More Web freedom in China FTZ
CHINA'S first free-trade zone (FTZ) will allow access to Facebook, Twitter and other websites banned nationwide, in a rare exception to strict Internet controls, a Hong Kong newspaper reported yesterday.
The Shanghai FTZ, approved last month to boost competitiveness, will also lift a block imposed on The New York Times last year, the South China Morning Post said, citing unnamed government sources.
"In order to welcome foreign companies to invest and to let foreigners live and work happily in the FTZ, we must think about how we can make them feel at home," it quoted a source as saying.
"If they can't get onto Facebook or read The New York Times, they may wonder naturally how special the FTZ is compared with the rest of China."
The zone, set in China's commercial capital, would also allow foreign telecommunications firms to compete against state-owned counterparts in bidding for licences, the Post said.
The authorities in recent years banned popular social-media sites Facebook and Twitter, which were instrumental in the wave of uprisings that swept the Middle East and North Africa from late 2010, in what became known as the Arab Spring.
Last year, the authorities blocked The New York Times after it cited financial records showing relatives of former Chinese premier Wen Jiabao had controlled assets worth at least US$2.7 billion (S$3.4 billion) - a report that China branded a smear.

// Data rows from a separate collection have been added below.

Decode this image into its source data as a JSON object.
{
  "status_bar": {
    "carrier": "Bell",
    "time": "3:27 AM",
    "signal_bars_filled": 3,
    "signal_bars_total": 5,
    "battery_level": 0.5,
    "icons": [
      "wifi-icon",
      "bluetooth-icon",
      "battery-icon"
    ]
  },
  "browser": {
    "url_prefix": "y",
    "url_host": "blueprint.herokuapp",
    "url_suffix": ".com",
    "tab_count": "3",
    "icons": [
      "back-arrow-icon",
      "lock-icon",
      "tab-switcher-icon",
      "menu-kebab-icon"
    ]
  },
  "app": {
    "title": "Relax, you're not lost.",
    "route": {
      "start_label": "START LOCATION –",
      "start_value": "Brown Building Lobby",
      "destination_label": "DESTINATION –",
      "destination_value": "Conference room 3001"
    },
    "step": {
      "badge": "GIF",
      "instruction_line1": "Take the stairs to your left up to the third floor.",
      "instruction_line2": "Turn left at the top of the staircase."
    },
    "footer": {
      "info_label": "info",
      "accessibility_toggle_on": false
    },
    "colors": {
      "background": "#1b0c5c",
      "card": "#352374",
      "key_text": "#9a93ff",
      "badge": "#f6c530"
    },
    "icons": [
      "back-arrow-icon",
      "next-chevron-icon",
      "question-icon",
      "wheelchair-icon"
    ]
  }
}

The Shanghai FTZ was approved by the State Council, or China's Cabinet, to try to establish a true international trade and finance centre, and push reforms of the world's second-largest economy.